§ **WORK TASK**:
Omit the images. Copy each entry word for word.
======== INFORMATION GIVEN ========
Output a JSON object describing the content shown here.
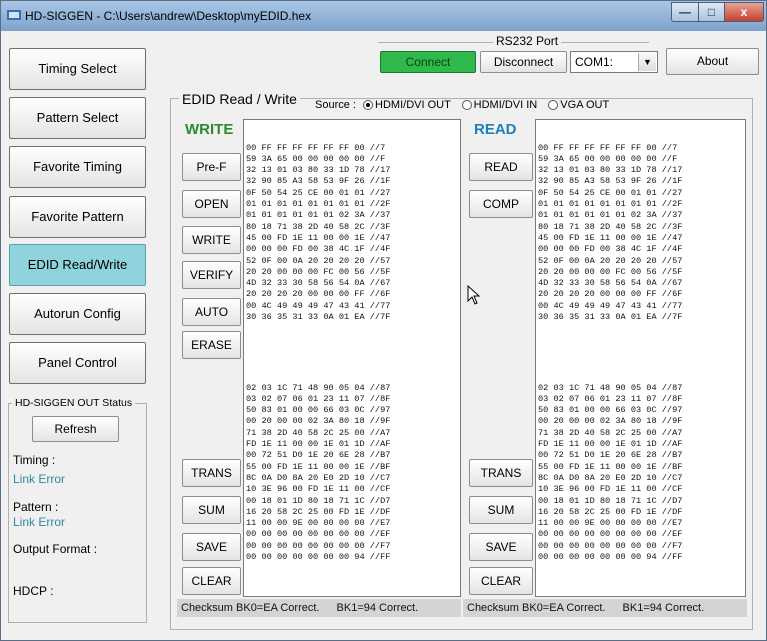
{
  "window": {
    "title": "HD-SIGGEN  - C:\\Users\\andrew\\Desktop\\myEDID.hex",
    "min_glyph": "—",
    "max_glyph": "□",
    "close_glyph": "x"
  },
  "nav": [
    "Timing Select",
    "Pattern Select",
    "Favorite Timing",
    "Favorite Pattern",
    "EDID Read/Write",
    "Autorun Config",
    "Panel Control"
  ],
  "serial": {
    "group_label": "RS232 Port",
    "connect_label": "Connect",
    "disconnect_label": "Disconnect",
    "port_value": "COM1:",
    "about_label": "About"
  },
  "status_panel": {
    "title": "HD-SIGGEN OUT Status",
    "refresh_label": "Refresh",
    "timing_label": "Timing :",
    "timing_value": "Link Error",
    "pattern_label": "Pattern :",
    "pattern_value": "Link Error",
    "output_label": "Output Format :",
    "hdcp_label": "HDCP :"
  },
  "edid": {
    "group_label": "EDID Read / Write",
    "source_label": "Source :",
    "source_options": [
      "HDMI/DVI OUT",
      "HDMI/DVI IN",
      "VGA OUT"
    ],
    "selected_source": "HDMI/DVI OUT",
    "write_heading": "WRITE",
    "read_heading": "READ",
    "write_buttons": [
      "Pre-F",
      "OPEN",
      "WRITE",
      "VERIFY",
      "AUTO",
      "ERASE"
    ],
    "read_buttons": [
      "READ",
      "COMP"
    ],
    "bottom_buttons": [
      "TRANS",
      "SUM",
      "SAVE",
      "CLEAR"
    ],
    "write_status_1": "Checksum BK0=EA Correct.",
    "write_status_2": "BK1=94 Correct.",
    "read_status_1": "Checksum BK0=EA Correct.",
    "read_status_2": "BK1=94 Correct.",
    "block0": [
      "00 FF FF FF FF FF FF 00 //7",
      "59 3A 65 00 00 00 00 00 //F",
      "32 13 01 03 80 33 1D 78 //17",
      "32 90 85 A3 58 53 9F 26 //1F",
      "0F 50 54 25 CE 00 01 01 //27",
      "01 01 01 01 01 01 01 01 //2F",
      "01 01 01 01 01 01 02 3A //37",
      "80 18 71 38 2D 40 58 2C //3F",
      "45 00 FD 1E 11 00 00 1E //47",
      "00 00 00 FD 00 38 4C 1F //4F",
      "52 0F 00 0A 20 20 20 20 //57",
      "20 20 00 00 00 FC 00 56 //5F",
      "4D 32 33 30 58 56 54 0A //67",
      "20 20 20 20 00 00 00 FF //6F",
      "00 4C 49 49 49 47 43 41 //77",
      "30 36 35 31 33 0A 01 EA //7F"
    ],
    "block1": [
      "02 03 1C 71 48 90 05 04 //87",
      "03 02 07 06 01 23 11 07 //8F",
      "50 83 01 00 00 66 03 0C //97",
      "00 20 00 00 02 3A 80 18 //9F",
      "71 38 2D 40 58 2C 25 00 //A7",
      "FD 1E 11 00 00 1E 01 1D //AF",
      "00 72 51 D0 1E 20 6E 28 //B7",
      "55 00 FD 1E 11 00 00 1E //BF",
      "8C 0A D0 8A 20 E0 2D 10 //C7",
      "10 3E 96 00 FD 1E 11 00 //CF",
      "00 18 01 1D 80 18 71 1C //D7",
      "16 20 58 2C 25 00 FD 1E //DF",
      "11 00 00 9E 00 00 00 00 //E7",
      "00 00 00 00 00 00 00 00 //EF",
      "00 00 00 00 00 00 00 00 //F7",
      "00 00 00 00 00 00 00 94 //FF"
    ]
  }
}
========
§ **REPLY**:
Output a JSON object describing the content shown here.
{
  "window": {
    "title": "HD-SIGGEN  - C:\\Users\\andrew\\Desktop\\myEDID.hex",
    "min_glyph": "—",
    "max_glyph": "□",
    "close_glyph": "x"
  },
  "nav": [
    "Timing Select",
    "Pattern Select",
    "Favorite Timing",
    "Favorite Pattern",
    "EDID Read/Write",
    "Autorun Config",
    "Panel Control"
  ],
  "serial": {
    "group_label": "RS232 Port",
    "connect_label": "Connect",
    "disconnect_label": "Disconnect",
    "port_value": "COM1:",
    "about_label": "About"
  },
  "status_panel": {
    "title": "HD-SIGGEN OUT Status",
    "refresh_label": "Refresh",
    "timing_label": "Timing :",
    "timing_value": "Link Error",
    "pattern_label": "Pattern :",
    "pattern_value": "Link Error",
    "output_label": "Output Format :",
    "hdcp_label": "HDCP :"
  },
  "edid": {
    "group_label": "EDID Read / Write",
    "source_label": "Source :",
    "source_options": [
      "HDMI/DVI OUT",
      "HDMI/DVI IN",
      "VGA OUT"
    ],
    "selected_source": "HDMI/DVI OUT",
    "write_heading": "WRITE",
    "read_heading": "READ",
    "write_buttons": [
      "Pre-F",
      "OPEN",
      "WRITE",
      "VERIFY",
      "AUTO",
      "ERASE"
    ],
    "read_buttons": [
      "READ",
      "COMP"
    ],
    "bottom_buttons": [
      "TRANS",
      "SUM",
      "SAVE",
      "CLEAR"
    ],
    "write_status_1": "Checksum BK0=EA Correct.",
    "write_status_2": "BK1=94 Correct.",
    "read_status_1": "Checksum BK0=EA Correct.",
    "read_status_2": "BK1=94 Correct.",
    "block0": [
      "00 FF FF FF FF FF FF 00 //7",
      "59 3A 65 00 00 00 00 00 //F",
      "32 13 01 03 80 33 1D 78 //17",
      "32 90 85 A3 58 53 9F 26 //1F",
      "0F 50 54 25 CE 00 01 01 //27",
      "01 01 01 01 01 01 01 01 //2F",
      "01 01 01 01 01 01 02 3A //37",
      "80 18 71 38 2D 40 58 2C //3F",
      "45 00 FD 1E 11 00 00 1E //47",
      "00 00 00 FD 00 38 4C 1F //4F",
      "52 0F 00 0A 20 20 20 20 //57",
      "20 20 00 00 00 FC 00 56 //5F",
      "4D 32 33 30 58 56 54 0A //67",
      "20 20 20 20 00 00 00 FF //6F",
      "00 4C 49 49 49 47 43 41 //77",
      "30 36 35 31 33 0A 01 EA //7F"
    ],
    "block1": [
      "02 03 1C 71 48 90 05 04 //87",
      "03 02 07 06 01 23 11 07 //8F",
      "50 83 01 00 00 66 03 0C //97",
      "00 20 00 00 02 3A 80 18 //9F",
      "71 38 2D 40 58 2C 25 00 //A7",
      "FD 1E 11 00 00 1E 01 1D //AF",
      "00 72 51 D0 1E 20 6E 28 //B7",
      "55 00 FD 1E 11 00 00 1E //BF",
      "8C 0A D0 8A 20 E0 2D 10 //C7",
      "10 3E 96 00 FD 1E 11 00 //CF",
      "00 18 01 1D 80 18 71 1C //D7",
      "16 20 58 2C 25 00 FD 1E //DF",
      "11 00 00 9E 00 00 00 00 //E7",
      "00 00 00 00 00 00 00 00 //EF",
      "00 00 00 00 00 00 00 00 //F7",
      "00 00 00 00 00 00 00 94 //FF"
    ]
  }
}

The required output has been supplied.